GENEVA: The UN Human Rights Council on Thursday (Oct 6) voted against holding a debate on alleged abuses in China’s Xinjiang region in a major setback for Western nations.
The United States and its allies last month presented the first-ever draft decision to the UN’s top rights body targeting China, seeking a bare minimum of holding a discussion on Xinjiang.
The move came after former UN rights chief Michelle Bachelet released her long-delayed Xinjiang report last month, citing possible crimes against humanity against Uyghurs and other Muslim minorities in the far-western region.
But following intense lobbying by Beijing, countries on the 47-member council in Geneva voted 19-17 against holding a debate, with 11 countries abstaining.
The nations voting against having a discussion were Bolivia, Cameroon, China, Cuba, Eritrea, Gabon, Indonesia, Ivory Coast, Kazakhstan, Mauritania, Namibia, Nepal, Pakistan, Qatar, Senegal, Sudan, the United Arab Emirates, Uzbekistan and Venezuela.
Those abstaining were Argentina, Armenia, Benin, Brazil, Gambia, India, Libya, Malawi, Malaysia, Mexico and Ukraine.
Western allies had been scrambling for votes in the run-up to Thursday’s moment of drama at the UN Palais des Nations.
The draft decision was co-sponsored by Britain, Canada, Sweden, Denmark, Finland, Iceland, Norway, Australia and Lithuania.

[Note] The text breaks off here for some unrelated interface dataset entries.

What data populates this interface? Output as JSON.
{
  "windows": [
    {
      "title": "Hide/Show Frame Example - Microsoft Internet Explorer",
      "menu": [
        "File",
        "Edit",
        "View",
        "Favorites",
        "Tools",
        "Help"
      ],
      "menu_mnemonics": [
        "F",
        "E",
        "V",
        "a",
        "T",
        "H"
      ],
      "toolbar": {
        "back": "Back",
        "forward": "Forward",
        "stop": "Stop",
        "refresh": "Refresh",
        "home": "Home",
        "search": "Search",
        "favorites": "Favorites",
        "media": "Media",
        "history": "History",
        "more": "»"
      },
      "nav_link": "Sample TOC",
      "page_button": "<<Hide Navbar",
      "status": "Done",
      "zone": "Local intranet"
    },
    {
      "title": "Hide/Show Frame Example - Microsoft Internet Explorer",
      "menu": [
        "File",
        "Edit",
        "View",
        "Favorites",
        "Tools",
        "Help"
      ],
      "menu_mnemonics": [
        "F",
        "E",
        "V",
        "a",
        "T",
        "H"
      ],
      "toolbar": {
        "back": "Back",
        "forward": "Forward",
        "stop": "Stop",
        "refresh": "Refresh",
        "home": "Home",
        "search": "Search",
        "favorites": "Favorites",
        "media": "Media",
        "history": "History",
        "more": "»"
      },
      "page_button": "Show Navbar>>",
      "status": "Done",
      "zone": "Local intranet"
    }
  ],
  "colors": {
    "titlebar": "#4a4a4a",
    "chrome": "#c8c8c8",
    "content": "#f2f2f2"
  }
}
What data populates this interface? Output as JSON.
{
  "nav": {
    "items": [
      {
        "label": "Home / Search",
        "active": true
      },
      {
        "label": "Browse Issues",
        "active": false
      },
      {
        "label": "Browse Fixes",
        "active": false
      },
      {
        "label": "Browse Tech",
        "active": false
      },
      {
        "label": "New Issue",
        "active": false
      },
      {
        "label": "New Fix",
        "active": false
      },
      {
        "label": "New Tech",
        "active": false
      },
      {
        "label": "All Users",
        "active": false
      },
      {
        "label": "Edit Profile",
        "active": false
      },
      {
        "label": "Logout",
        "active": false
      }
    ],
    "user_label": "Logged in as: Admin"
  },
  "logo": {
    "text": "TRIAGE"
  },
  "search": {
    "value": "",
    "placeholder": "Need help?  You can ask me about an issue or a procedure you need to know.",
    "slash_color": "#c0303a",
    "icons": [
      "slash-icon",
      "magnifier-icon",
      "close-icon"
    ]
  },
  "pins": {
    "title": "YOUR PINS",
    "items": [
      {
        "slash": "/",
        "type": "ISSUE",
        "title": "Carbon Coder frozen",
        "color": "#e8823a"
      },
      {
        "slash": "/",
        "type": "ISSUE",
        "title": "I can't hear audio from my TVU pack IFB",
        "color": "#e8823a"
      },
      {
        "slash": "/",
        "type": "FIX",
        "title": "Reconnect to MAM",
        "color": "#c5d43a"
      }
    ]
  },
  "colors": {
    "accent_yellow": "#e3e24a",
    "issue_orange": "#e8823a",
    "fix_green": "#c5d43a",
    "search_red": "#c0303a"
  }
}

One Western diplomat stressed that regardless of the outcome, “the number one objective has been fulfilled” in putting the spotlight on Xinjiang.